How about a plate of meatballs. Meatballs are popular. They must always have been popular.

Actually, no. There is a tool from Google, the Ngram, where you put in a word and see how frequently is has been used in millions of books over the years. You can get that “usage” history going back to 1800.

What is the history for “meatballs?” Until about 1930, the word hardly appeared at all, then began to creep up, perhaps the result of Italian immigration. By 1960 “meatballs” began to skyrocket in usage. Today, we use the term almost ten times as often as we did back in 1960.

Ever popular, there is an endless supply of recipes. How do Suzi and I judge one of those recipes to see if we want to make it? The very first thing we look at is the meat: we look for a mix of at least two and ideally three meats. And here, in this lovely recipe, you do get the Meatball Trinity: pork, beef and veal.

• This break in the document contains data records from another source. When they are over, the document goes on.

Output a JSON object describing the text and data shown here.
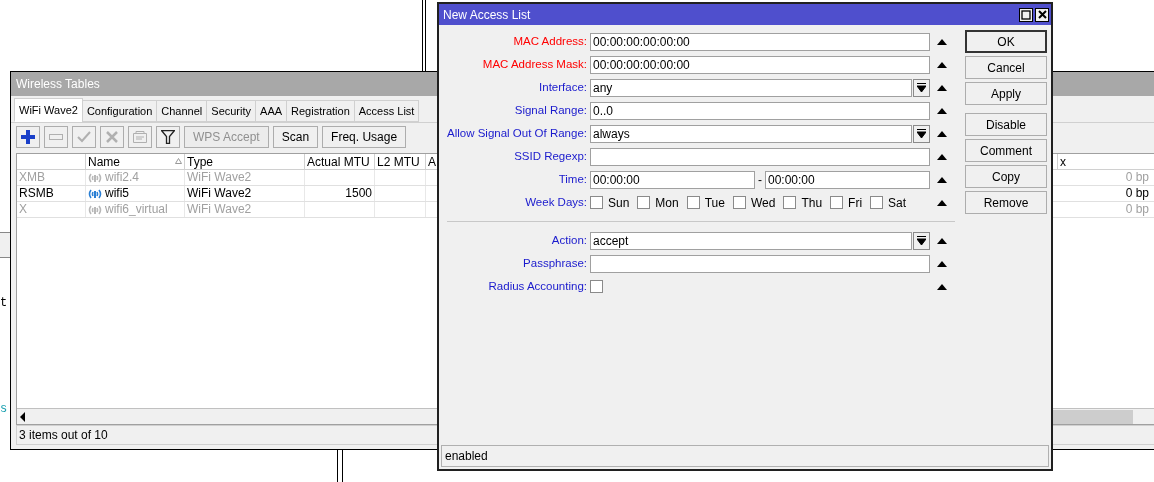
{
  "background_text": [
    {
      "text": "t",
      "kind": "plain"
    },
    {
      "text": "s",
      "kind": "link"
    }
  ],
  "wireless": {
    "title": "Wireless Tables",
    "tabs": [
      {
        "label": "WiFi Wave2",
        "selected": true
      },
      {
        "label": "Configuration",
        "selected": false
      },
      {
        "label": "Channel",
        "selected": false
      },
      {
        "label": "Security",
        "selected": false
      },
      {
        "label": "AAA",
        "selected": false
      },
      {
        "label": "Registration",
        "selected": false
      },
      {
        "label": "Access List",
        "selected": false
      }
    ],
    "toolbar": [
      {
        "kind": "icon",
        "disabled": false
      },
      {
        "kind": "icon",
        "disabled": true
      },
      {
        "kind": "icon",
        "disabled": true
      },
      {
        "kind": "icon",
        "disabled": true
      },
      {
        "kind": "icon",
        "disabled": true
      },
      {
        "kind": "icon",
        "disabled": false
      },
      {
        "kind": "button",
        "label": "WPS Accept",
        "disabled": true
      },
      {
        "kind": "button",
        "label": "Scan",
        "disabled": false
      },
      {
        "kind": "button",
        "label": "Freq. Usage",
        "disabled": false
      }
    ],
    "table": {
      "columns": [
        "",
        "Name",
        "Type",
        "Actual MTU",
        "L2 MTU",
        "A",
        "x"
      ],
      "rows": [
        {
          "flags": "XMB",
          "name": "wifi2.4",
          "type": "WiFi Wave2",
          "actual_mtu": "",
          "l2_mtu": "",
          "column_7": "0 bp",
          "disabled": true
        },
        {
          "flags": "RSMB",
          "name": "wifi5",
          "type": "WiFi Wave2",
          "actual_mtu": "1500",
          "l2_mtu": "",
          "column_7": "0 bp",
          "disabled": false
        },
        {
          "flags": "X",
          "name": "wifi6_virtual",
          "type": "WiFi Wave2",
          "actual_mtu": "",
          "l2_mtu": "",
          "column_7": "0 bp",
          "disabled": true
        }
      ]
    },
    "status_bar": "3 items out of 10"
  },
  "dialog": {
    "title": "New Access List",
    "fields": [
      {
        "kind": "text",
        "label": "MAC Address:",
        "required": true,
        "value": "00:00:00:00:00:00"
      },
      {
        "kind": "text",
        "label": "MAC Address Mask:",
        "required": true,
        "value": "00:00:00:00:00:00"
      },
      {
        "kind": "dropdown",
        "label": "Interface:",
        "required": false,
        "value": "any"
      },
      {
        "kind": "text",
        "label": "Signal Range:",
        "required": false,
        "value": "0..0"
      },
      {
        "kind": "dropdown",
        "label": "Allow Signal Out Of Range:",
        "required": false,
        "value": "always"
      },
      {
        "kind": "text",
        "label": "SSID Regexp:",
        "required": false
      },
      {
        "kind": "range",
        "label": "Time:",
        "required": false,
        "from": "00:00:00",
        "separator": "-",
        "to": "00:00:00"
      },
      {
        "kind": "days",
        "label": "Week Days:",
        "required": false,
        "days": [
          {
            "label": "Sun",
            "checked": false
          },
          {
            "label": "Mon",
            "checked": false
          },
          {
            "label": "Tue",
            "checked": false
          },
          {
            "label": "Wed",
            "checked": false
          },
          {
            "label": "Thu",
            "checked": false
          },
          {
            "label": "Fri",
            "checked": false
          },
          {
            "label": "Sat",
            "checked": false
          }
        ]
      },
      {
        "kind": "separator"
      },
      {
        "kind": "dropdown",
        "label": "Action:",
        "required": false,
        "value": "accept"
      },
      {
        "kind": "text",
        "label": "Passphrase:",
        "required": false
      },
      {
        "kind": "checkbox",
        "label": "Radius Accounting:",
        "required": false,
        "checked": false
      }
    ],
    "button_groups": [
      {
        "buttons": [
          {
            "label": "OK",
            "default": true
          },
          {
            "label": "Cancel",
            "default": false
          },
          {
            "label": "Apply",
            "default": false
          }
        ]
      },
      {
        "buttons": [
          {
            "label": "Disable",
            "default": false
          },
          {
            "label": "Comment",
            "default": false
          },
          {
            "label": "Copy",
            "default": false
          },
          {
            "label": "Remove",
            "default": false
          }
        ]
      }
    ],
    "status_bar": "enabled"
  }
}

There is a surprise, here, too. Each meatball is stuffed with Burrata cheese. That makes each and every meatball both rich and rewarding. There is a sauce, a Pistachio Basic Pesto, to accompany these meatballs. The combination of cheese inside and this different sauce outside makes this a meatball candidate. Where did we find this recipe? My Life on a Plate by Kelis, a book filled with flavor and, obviously, color.

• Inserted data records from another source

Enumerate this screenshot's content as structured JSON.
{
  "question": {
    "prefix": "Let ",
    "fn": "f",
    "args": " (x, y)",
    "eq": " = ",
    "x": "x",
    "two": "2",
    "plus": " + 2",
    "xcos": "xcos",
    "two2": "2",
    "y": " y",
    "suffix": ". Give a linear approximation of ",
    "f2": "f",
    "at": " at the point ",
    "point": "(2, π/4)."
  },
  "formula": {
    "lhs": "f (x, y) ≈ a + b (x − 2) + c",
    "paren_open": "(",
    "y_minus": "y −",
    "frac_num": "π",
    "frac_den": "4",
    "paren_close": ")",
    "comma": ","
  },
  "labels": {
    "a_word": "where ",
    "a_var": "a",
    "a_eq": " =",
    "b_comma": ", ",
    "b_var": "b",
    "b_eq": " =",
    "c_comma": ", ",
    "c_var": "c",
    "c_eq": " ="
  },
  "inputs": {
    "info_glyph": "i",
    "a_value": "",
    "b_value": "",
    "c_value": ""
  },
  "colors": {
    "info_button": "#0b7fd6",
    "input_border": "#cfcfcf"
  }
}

Add a salad and the beverage of your choice, and you have a superb meal. It’s a great party food and the recipe can be easily scaled for your crowd size. For your Super Bowl Party, these will be remembered long the Seahawks win the game.

My daughter lives in Seattle. My wife loves Jimmy Graham. And I love to watch Russel Wilson dash around the field and then casually toss ball fifty yards.

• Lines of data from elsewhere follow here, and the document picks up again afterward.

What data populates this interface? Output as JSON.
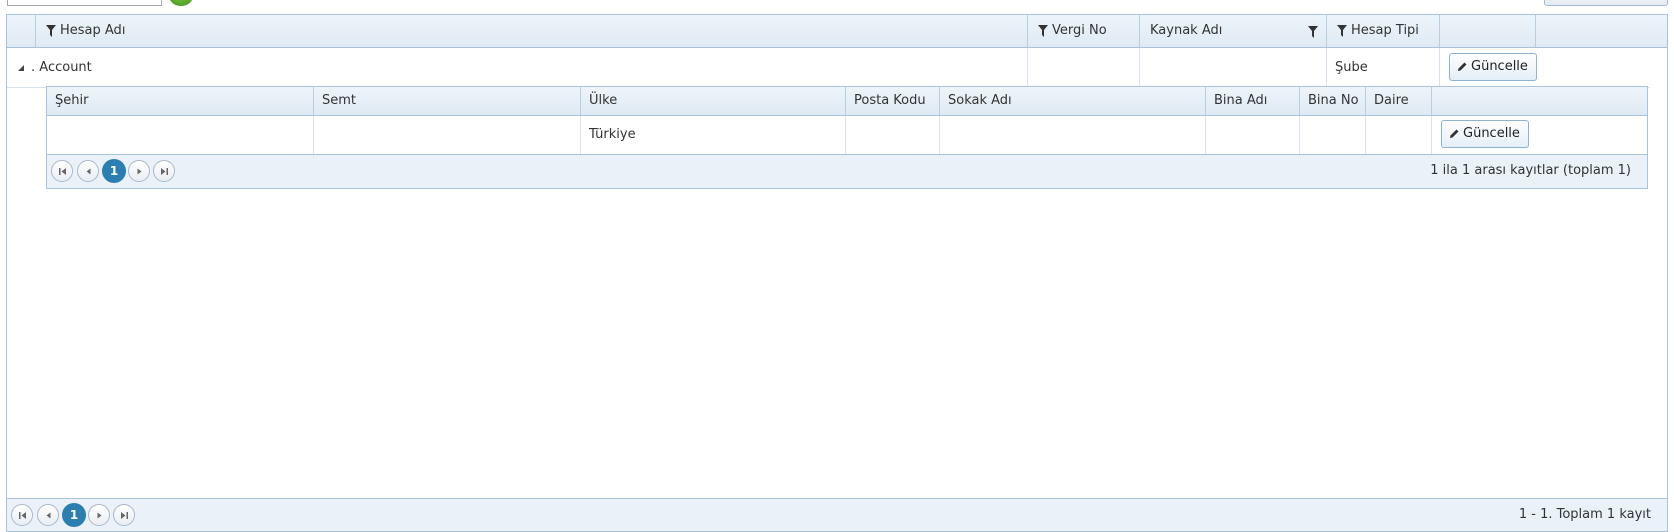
{
  "master": {
    "columns": {
      "account_name": "Hesap Adı",
      "tax_no": "Vergi No",
      "source_name": "Kaynak Adı",
      "account_type": "Hesap Tipi"
    },
    "row": {
      "expand_prefix": ".",
      "account_name": "Account",
      "account_type": "Şube",
      "update_label": "Güncelle"
    },
    "pager": {
      "current_page": "1",
      "info": "1 - 1. Toplam 1 kayıt"
    }
  },
  "detail": {
    "columns": {
      "city": "Şehir",
      "district": "Semt",
      "country": "Ülke",
      "postal_code": "Posta Kodu",
      "street": "Sokak Adı",
      "building_name": "Bina Adı",
      "building_no": "Bina No",
      "apartment": "Daire"
    },
    "row": {
      "country": "Türkiye",
      "update_label": "Güncelle"
    },
    "pager": {
      "current_page": "1",
      "info": "1 ila 1 arası kayıtlar (toplam 1)"
    }
  },
  "icons": {
    "filter": "filter-icon",
    "edit": "pencil-icon",
    "expand": "collapse-triangle-icon",
    "first": "first-page-icon",
    "prev": "prev-page-icon",
    "next": "next-page-icon",
    "last": "last-page-icon"
  },
  "colors": {
    "header_bg": "#dfeaf4",
    "border": "#a9c4d9",
    "pager_active": "#2a7fb0"
  }
}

Okay, I’m writing this seven weeks ahead of the actual Super Bowl. So, either I can going to seem like a football genius to you, or someone who should avoid fantasy football. We’ll see!

Burrata-Stuffed Meatballs with Pistachio Basil Pesto

Yield: 2 dozen meatballs, enough for 6-8 servings


  • 1 pound ground pork
  • 1 pound ground beef
  • 1 pound ground veal
  • ½ red onion, minced
  • 6 garlic cloves, minced
  • 1 tablespoon dried oregano
  • 1 tablespoon plus 2 teaspoons kosher salt
  • 1 tablespoon smoked paprika
  • 2 teaspoons dried basil
  • 1 teaspoon black pepper
  • 1 cup fresh breadcrumbs
  • 8 ounces Burrata
  • 2 tablespoons olive oil
  • 1 recipe Pistachio Basil Pesto [recipe follows]


In a large bowl, mix together the pork, beef, veal, red onion, garlic, oregano, salt, smoked paprika, basil, and pepper, massaging the mixture with your hands to incorporate the ingredients without smashing the meat too much. Put the breadcrumbs on a plate. To shape the meatballs, take 2 ½ ounces of the meat and gently form a patty. Scoop a scant teaspoon of Burrata into the center, fold up the edges, and gently roll the meat into a ball. Roll the balls in the breadcrumbs and put them on a baking sheet. For perfectly round meatballs, put the meatballs in the refrigerator for at least 1 hour and up to overnight to chill; chilling helps them hold their shape when cooked.

Heat the oil over medium heat in a large sauté pan with a lid. Gently tap the excess breadcrumbs from the meatballs, put the meatballs in the oil, and brown them on all sides, 6 to 8 minutes. Cover the pan, turn off the heat, and let the meatballs cook all the way through from the residual heat in the pan, about 8 minutes. Remove the lid, pour the pesto over the meatballs, and turn them gently to coat with the pesto. Serve immediately.

Pistachio Basil Pesto

Yield: 2 cups


  • 6 ounces fresh basil (about 8 packed cups)
  • 1 cup raw unsalted pistachios
  • 2 ¼ cups extra-virgin olive oil
  • 6 to 8 garlic cloves, smashed and roughly chopped
  • 2 ounces spinach (about 2 packed cups)
  • ½ cup finely grated Parmesan cheese (about 8 ounces)
  • 1 teaspoon kosher salt, plus more to taste


Combine all of the ingredients in the bowl of a food processor fitted with a metal blade, or the jar of a blender, and puree. Season with more salt to taste.

Source: My Life on a Plate by Kelis [Kyle 2015]